======== RECORDS FOR THIS EXERCISE ========

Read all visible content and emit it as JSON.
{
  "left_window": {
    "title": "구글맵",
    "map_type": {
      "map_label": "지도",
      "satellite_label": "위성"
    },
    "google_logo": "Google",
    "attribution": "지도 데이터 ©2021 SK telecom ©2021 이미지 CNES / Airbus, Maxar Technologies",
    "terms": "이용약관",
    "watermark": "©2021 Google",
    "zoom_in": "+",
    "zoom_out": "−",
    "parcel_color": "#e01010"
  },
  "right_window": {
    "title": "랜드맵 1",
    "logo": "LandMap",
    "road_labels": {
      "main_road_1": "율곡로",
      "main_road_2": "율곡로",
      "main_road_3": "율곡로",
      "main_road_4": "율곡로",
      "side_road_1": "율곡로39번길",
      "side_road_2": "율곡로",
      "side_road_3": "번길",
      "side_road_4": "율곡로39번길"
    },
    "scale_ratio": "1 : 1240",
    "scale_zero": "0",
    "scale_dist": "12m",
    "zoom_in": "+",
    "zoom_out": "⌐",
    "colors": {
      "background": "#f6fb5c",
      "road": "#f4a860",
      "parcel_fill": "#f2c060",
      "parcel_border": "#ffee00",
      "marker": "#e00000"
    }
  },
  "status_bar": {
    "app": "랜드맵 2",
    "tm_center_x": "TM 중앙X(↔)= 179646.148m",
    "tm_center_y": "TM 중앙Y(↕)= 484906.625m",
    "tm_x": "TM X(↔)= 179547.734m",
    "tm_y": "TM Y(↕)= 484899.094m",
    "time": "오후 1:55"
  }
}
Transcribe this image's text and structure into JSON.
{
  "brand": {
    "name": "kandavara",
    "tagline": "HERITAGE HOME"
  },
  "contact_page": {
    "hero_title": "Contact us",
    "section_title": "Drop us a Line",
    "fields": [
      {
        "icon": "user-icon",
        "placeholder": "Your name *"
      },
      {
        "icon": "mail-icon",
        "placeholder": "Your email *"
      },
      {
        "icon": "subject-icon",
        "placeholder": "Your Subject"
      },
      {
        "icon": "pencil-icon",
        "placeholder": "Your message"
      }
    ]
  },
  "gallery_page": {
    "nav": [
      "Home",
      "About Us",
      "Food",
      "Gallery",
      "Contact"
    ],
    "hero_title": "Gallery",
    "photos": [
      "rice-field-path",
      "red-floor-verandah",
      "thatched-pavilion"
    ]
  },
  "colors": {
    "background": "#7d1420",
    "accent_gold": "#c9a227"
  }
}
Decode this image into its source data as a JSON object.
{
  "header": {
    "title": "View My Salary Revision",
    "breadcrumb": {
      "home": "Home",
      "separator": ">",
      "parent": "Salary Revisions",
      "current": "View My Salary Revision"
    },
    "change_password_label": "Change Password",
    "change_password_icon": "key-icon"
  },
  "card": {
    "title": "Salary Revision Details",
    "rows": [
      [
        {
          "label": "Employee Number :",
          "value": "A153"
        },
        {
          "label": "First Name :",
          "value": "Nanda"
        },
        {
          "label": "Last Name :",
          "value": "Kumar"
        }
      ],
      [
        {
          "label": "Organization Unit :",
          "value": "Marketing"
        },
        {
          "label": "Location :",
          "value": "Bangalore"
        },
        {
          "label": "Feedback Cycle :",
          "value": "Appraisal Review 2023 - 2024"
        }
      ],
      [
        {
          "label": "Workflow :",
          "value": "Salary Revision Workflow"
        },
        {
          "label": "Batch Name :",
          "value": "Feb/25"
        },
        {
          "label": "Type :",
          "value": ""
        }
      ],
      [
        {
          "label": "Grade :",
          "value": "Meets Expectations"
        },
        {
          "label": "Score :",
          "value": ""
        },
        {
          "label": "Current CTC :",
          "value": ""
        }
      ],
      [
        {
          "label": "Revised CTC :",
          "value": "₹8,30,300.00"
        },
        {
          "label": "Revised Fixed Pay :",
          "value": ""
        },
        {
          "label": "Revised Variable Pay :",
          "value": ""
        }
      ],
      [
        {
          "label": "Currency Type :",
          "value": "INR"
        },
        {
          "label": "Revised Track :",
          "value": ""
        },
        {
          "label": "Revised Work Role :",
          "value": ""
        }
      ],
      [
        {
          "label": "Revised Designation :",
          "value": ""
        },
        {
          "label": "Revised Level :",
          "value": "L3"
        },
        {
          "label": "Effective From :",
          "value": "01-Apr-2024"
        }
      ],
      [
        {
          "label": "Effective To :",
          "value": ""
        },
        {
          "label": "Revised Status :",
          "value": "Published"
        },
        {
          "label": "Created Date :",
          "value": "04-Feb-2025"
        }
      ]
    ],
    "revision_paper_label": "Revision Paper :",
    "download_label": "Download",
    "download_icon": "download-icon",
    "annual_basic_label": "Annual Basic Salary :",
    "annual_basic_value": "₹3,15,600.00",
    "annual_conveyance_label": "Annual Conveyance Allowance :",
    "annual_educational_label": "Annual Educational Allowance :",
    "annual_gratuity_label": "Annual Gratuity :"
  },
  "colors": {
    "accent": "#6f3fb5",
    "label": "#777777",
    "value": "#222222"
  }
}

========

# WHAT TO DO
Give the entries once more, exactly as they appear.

# WRITTEN SOLUTION
Read all visible content and emit it as JSON.
{
  "left_window": {
    "title": "구글맵",
    "map_type": {
      "map_label": "지도",
      "satellite_label": "위성"
    },
    "google_logo": "Google",
    "attribution": "지도 데이터 ©2021 SK telecom ©2021 이미지 CNES / Airbus, Maxar Technologies",
    "terms": "이용약관",
    "watermark": "©2021 Google",
    "zoom_in": "+",
    "zoom_out": "−",
    "parcel_color": "#e01010"
  },
  "right_window": {
    "title": "랜드맵 1",
    "logo": "LandMap",
    "road_labels": {
      "main_road_1": "율곡로",
      "main_road_2": "율곡로",
      "main_road_3": "율곡로",
      "main_road_4": "율곡로",
      "side_road_1": "율곡로39번길",
      "side_road_2": "율곡로",
      "side_road_3": "번길",
      "side_road_4": "율곡로39번길"
    },
    "scale_ratio": "1 : 1240",
    "scale_zero": "0",
    "scale_dist": "12m",
    "zoom_in": "+",
    "zoom_out": "⌐",
    "colors": {
      "background": "#f6fb5c",
      "road": "#f4a860",
      "parcel_fill": "#f2c060",
      "parcel_border": "#ffee00",
      "marker": "#e00000"
    }
  },
  "status_bar": {
    "app": "랜드맵 2",
    "tm_center_x": "TM 중앙X(↔)= 179646.148m",
    "tm_center_y": "TM 중앙Y(↕)= 484906.625m",
    "tm_x": "TM X(↔)= 179547.734m",
    "tm_y": "TM Y(↕)= 484899.094m",
    "time": "오후 1:55"
  }
}
Transcribe this image's text and structure into JSON.
{
  "brand": {
    "name": "kandavara",
    "tagline": "HERITAGE HOME"
  },
  "contact_page": {
    "hero_title": "Contact us",
    "section_title": "Drop us a Line",
    "fields": [
      {
        "icon": "user-icon",
        "placeholder": "Your name *"
      },
      {
        "icon": "mail-icon",
        "placeholder": "Your email *"
      },
      {
        "icon": "subject-icon",
        "placeholder": "Your Subject"
      },
      {
        "icon": "pencil-icon",
        "placeholder": "Your message"
      }
    ]
  },
  "gallery_page": {
    "nav": [
      "Home",
      "About Us",
      "Food",
      "Gallery",
      "Contact"
    ],
    "hero_title": "Gallery",
    "photos": [
      "rice-field-path",
      "red-floor-verandah",
      "thatched-pavilion"
    ]
  },
  "colors": {
    "background": "#7d1420",
    "accent_gold": "#c9a227"
  }
}
Decode this image into its source data as a JSON object.
{
  "header": {
    "title": "View My Salary Revision",
    "breadcrumb": {
      "home": "Home",
      "separator": ">",
      "parent": "Salary Revisions",
      "current": "View My Salary Revision"
    },
    "change_password_label": "Change Password",
    "change_password_icon": "key-icon"
  },
  "card": {
    "title": "Salary Revision Details",
    "rows": [
      [
        {
          "label": "Employee Number :",
          "value": "A153"
        },
        {
          "label": "First Name :",
          "value": "Nanda"
        },
        {
          "label": "Last Name :",
          "value": "Kumar"
        }
      ],
      [
        {
          "label": "Organization Unit :",
          "value": "Marketing"
        },
        {
          "label": "Location :",
          "value": "Bangalore"
        },
        {
          "label": "Feedback Cycle :",
          "value": "Appraisal Review 2023 - 2024"
        }
      ],
      [
        {
          "label": "Workflow :",
          "value": "Salary Revision Workflow"
        },
        {
          "label": "Batch Name :",
          "value": "Feb/25"
        },
        {
          "label": "Type :",
          "value": ""
        }
      ],
      [
        {
          "label": "Grade :",
          "value": "Meets Expectations"
        },
        {
          "label": "Score :",
          "value": ""
        },
        {
          "label": "Current CTC :",
          "value": ""
        }
      ],
      [
        {
          "label": "Revised CTC :",
          "value": "₹8,30,300.00"
        },
        {
          "label": "Revised Fixed Pay :",
          "value": ""
        },
        {
          "label": "Revised Variable Pay :",
          "value": ""
        }
      ],
      [
        {
          "label": "Currency Type :",
          "value": "INR"
        },
        {
          "label": "Revised Track :",
          "value": ""
        },
        {
          "label": "Revised Work Role :",
          "value": ""
        }
      ],
      [
        {
          "label": "Revised Designation :",
          "value": ""
        },
        {
          "label": "Revised Level :",
          "value": "L3"
        },
        {
          "label": "Effective From :",
          "value": "01-Apr-2024"
        }
      ],
      [
        {
          "label": "Effective To :",
          "value": ""
        },
        {
          "label": "Revised Status :",
          "value": "Published"
        },
        {
          "label": "Created Date :",
          "value": "04-Feb-2025"
        }
      ]
    ],
    "revision_paper_label": "Revision Paper :",
    "download_label": "Download",
    "download_icon": "download-icon",
    "annual_basic_label": "Annual Basic Salary :",
    "annual_basic_value": "₹3,15,600.00",
    "annual_conveyance_label": "Annual Conveyance Allowance :",
    "annual_educational_label": "Annual Educational Allowance :",
    "annual_gratuity_label": "Annual Gratuity :"
  },
  "colors": {
    "accent": "#6f3fb5",
    "label": "#777777",
    "value": "#222222"
  }
}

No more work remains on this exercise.